UK Encryption: Royal & Sun Alliance Insurance Fined £150,000 For Stolen Hard Drive.

The UK’s Information Commissioner’s Office (ICO) has fined an insurance company, Royal & Sun Alliance (RSA), a total of £150,000 for the theft of an external storage device with information on nearly 60,000 clients (and credit card details for 20,000 people).   Stolen From a Locked Room Unlike your run-of-the-mill hard drive theft cases, there […] read more

Netherlands Officially Files 5,500 Breach Notifications In 2016.

The Personal Data Protection Authority of the Netherlands (Autoriteit Persoonsgegevens, “AP”) revealed last week that they received nearly 5,500 data breach notifications in 2016, the first year of mandatory data breach notifications for the European country. This contrasts with the 980 data breaches in the same period for the US, compiled by the Identity Theft […] read more

Laptop Encryption: Chesapeake Public Schools Laptop Theft Affects Over 10,000 Employees.

According to a couple of sources, Chesapeake Public Schools in Virginia is notifying employees about a potential data breach. Per their announcement, nearly 11,000 people could be affected by the theft of a laptop computer. It appears that laptop encryption software was not used to protect the contents. Password protection, however, was used. Assuming that […] read more

California Accountants Hacked To File Fraudulent Tax Returns.

Time has shown that all types of businesses are targets for hacking. The big ones, because they have money. The small and medium-sized businesses, because they have money, although less of it than big enterprises. Stories of phishing or hacking into computers that host electronic banking activities have popped up in the news frequently. Here’s […] read more

Data Security: Social Engineering Still More Effective Than Zero-Day Hacks.

According to a security company’s 100 penetration attempts, most organizations succumb to five attacks, none of which involve malware or zero-day flaws. The top five attacks, according to darkreading.com: abuse of weak domain user passwords — used in 66% of Praetorian pen testers’ successful attacks broadcast name resolution poisoning (like WPAD) — 64% local admin […] read more

Longer Passwords Is The Way To Security.

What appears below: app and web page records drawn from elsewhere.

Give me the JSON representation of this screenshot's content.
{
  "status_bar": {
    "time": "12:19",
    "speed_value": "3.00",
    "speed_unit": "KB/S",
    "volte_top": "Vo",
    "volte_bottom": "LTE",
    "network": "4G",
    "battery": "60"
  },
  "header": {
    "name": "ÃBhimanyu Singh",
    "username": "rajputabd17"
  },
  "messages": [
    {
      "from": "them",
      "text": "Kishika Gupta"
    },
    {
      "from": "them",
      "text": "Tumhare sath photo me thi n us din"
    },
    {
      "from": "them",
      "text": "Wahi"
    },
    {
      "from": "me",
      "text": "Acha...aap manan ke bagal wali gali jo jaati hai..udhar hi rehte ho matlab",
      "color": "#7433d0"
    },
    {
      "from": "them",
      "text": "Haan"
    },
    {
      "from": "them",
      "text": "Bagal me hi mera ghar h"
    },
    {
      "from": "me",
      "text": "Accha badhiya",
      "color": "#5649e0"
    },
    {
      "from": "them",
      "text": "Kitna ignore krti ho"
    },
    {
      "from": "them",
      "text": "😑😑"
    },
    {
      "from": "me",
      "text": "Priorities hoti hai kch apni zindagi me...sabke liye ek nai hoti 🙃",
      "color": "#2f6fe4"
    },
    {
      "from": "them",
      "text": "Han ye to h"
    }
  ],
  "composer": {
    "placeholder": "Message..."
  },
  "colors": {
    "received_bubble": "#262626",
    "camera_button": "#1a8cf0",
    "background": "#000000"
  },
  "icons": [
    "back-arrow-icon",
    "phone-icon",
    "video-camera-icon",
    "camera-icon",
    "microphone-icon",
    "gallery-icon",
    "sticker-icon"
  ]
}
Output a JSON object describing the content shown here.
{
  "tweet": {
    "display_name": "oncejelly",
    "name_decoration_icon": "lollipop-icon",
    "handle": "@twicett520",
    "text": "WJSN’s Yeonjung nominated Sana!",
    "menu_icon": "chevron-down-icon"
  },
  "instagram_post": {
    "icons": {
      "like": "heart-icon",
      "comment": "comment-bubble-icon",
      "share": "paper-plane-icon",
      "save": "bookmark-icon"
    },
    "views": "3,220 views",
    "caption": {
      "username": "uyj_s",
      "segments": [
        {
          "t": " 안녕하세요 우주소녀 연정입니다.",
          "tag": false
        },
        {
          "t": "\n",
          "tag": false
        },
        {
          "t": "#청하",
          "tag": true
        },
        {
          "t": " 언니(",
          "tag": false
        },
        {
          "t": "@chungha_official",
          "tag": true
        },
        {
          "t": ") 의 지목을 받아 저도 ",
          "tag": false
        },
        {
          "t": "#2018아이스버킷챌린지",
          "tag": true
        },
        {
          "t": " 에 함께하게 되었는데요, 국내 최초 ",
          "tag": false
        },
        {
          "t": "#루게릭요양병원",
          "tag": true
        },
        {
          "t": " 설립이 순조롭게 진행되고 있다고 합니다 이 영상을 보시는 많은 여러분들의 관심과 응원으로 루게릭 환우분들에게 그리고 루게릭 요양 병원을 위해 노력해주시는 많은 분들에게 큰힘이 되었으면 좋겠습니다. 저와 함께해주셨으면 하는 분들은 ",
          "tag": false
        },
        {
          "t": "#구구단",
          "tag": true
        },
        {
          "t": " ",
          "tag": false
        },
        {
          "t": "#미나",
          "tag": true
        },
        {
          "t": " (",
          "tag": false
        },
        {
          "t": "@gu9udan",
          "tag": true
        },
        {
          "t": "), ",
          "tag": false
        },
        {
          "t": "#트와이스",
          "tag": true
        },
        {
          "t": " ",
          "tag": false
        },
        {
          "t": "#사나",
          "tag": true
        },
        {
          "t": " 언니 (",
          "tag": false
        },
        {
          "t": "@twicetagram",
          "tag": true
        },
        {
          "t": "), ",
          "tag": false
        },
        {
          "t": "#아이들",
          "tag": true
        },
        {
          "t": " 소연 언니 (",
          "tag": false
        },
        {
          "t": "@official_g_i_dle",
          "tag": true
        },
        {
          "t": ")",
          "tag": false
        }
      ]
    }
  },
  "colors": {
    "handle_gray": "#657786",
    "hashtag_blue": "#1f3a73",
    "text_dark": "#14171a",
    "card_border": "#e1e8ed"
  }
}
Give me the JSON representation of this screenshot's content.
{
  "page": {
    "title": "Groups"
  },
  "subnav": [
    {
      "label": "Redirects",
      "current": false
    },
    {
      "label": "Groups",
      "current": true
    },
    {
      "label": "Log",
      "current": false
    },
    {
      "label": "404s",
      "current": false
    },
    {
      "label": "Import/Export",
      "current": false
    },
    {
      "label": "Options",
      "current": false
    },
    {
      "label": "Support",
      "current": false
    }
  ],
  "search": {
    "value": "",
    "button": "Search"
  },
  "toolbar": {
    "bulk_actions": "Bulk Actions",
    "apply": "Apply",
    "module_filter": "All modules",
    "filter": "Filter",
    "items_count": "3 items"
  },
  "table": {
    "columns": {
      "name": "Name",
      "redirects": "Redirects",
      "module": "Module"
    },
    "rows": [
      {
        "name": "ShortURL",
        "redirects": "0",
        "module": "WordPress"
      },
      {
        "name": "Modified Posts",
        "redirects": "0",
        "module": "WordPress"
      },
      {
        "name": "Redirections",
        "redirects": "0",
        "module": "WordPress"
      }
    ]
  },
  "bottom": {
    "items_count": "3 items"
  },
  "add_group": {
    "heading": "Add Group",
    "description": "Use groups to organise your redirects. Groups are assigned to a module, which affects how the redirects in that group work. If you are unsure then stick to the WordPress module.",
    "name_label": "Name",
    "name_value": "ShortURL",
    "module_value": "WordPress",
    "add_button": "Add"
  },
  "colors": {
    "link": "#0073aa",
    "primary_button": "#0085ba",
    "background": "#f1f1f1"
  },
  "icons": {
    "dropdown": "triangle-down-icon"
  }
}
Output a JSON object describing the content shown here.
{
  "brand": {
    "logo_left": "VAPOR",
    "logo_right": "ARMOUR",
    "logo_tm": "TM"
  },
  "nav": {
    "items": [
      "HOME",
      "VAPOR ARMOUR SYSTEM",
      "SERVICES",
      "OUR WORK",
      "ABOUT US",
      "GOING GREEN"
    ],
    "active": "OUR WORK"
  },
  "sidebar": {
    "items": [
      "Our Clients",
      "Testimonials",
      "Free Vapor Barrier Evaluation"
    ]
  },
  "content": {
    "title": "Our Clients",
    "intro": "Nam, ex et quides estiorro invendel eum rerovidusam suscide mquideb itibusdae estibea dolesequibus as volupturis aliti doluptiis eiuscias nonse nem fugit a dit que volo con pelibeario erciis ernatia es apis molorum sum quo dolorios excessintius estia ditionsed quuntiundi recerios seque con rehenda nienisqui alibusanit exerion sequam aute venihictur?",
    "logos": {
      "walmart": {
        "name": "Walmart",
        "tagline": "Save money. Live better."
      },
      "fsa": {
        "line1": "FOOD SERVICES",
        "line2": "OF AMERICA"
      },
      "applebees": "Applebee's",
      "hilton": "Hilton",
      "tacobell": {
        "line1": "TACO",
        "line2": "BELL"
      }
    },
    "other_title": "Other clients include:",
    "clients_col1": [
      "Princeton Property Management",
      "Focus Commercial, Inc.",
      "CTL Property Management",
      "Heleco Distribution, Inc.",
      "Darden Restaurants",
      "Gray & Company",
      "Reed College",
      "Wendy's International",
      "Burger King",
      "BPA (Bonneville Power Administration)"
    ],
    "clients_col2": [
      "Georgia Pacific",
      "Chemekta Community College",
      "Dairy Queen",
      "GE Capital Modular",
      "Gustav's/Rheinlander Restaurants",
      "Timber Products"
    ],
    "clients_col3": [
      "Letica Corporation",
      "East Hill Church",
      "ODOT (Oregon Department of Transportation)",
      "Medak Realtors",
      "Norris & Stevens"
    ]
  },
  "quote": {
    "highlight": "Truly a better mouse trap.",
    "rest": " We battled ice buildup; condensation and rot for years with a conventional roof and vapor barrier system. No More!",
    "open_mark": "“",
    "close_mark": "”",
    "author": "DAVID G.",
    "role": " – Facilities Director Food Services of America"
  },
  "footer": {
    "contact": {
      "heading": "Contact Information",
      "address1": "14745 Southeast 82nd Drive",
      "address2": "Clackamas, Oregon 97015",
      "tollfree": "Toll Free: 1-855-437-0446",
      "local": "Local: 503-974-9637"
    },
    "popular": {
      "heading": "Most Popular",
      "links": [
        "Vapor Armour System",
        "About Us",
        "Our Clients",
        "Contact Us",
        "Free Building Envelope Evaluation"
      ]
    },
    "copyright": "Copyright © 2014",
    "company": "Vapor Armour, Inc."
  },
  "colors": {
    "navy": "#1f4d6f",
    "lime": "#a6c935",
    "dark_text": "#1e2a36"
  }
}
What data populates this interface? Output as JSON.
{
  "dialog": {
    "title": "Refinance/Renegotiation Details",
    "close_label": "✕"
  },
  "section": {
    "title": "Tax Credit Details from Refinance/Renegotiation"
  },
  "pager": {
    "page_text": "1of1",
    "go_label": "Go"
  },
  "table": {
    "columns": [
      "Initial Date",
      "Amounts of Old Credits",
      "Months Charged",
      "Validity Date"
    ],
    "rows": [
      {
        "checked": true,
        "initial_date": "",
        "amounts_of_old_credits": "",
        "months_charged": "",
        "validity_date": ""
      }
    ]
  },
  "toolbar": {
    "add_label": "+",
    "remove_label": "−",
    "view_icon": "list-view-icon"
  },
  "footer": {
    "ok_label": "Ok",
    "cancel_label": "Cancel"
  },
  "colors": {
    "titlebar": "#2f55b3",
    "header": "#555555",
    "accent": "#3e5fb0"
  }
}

In a continuation to the post from last week, it looks like it’s not only the FTC’s Chief Technologist that is waging war against the periodic renewal of passwords. The National Institute of Science and Technology (NIST) is apparently onboard as well, and they will also be recommending that something be done about password complexity […] read more

Manhattan DA Asks Apple and Google To Roll Back – Not Weaken – Encryption (Kinda the Same Thing, Mister).

It’s just like a lawyer to sing a differen tune to confuse the issue. Last week, Manhattan District Attorney Cyrus Vance Jr. spoke at the International Conference on Cyber Security (all quotes from tomsguide.com): [He] said that law enforcement officials did not need an encryption “backdoor,” sidestepping a concern of computer-security experts and device makers […] read more

Sharing Passwords is Hacking, Which is a Federal Crime.

The controversies regarding cyberspace just keep burning brightly. In the past couple of weeks, the Ninth Circuit Court of Appeals ruled that the unauthorized sharing and use of passwords can be deemed as hacking, and thus can be a violation of the Computer Fraud and Abuse Act (CFAA). As noted by motherboard.vice.com and others, this […] read more

US Court Opines General Warrants A-OK for Computer Data.

Arstechnica.com reported about a week ago that the 2nd US Circuit Court of Appeals ruled that “All your disk image are belong to us.” Per the article, 12 out of 13 judges in New York agreed that the government did not violate the Fourth Amendment when it searched through non-responsive data that was collected as […] read more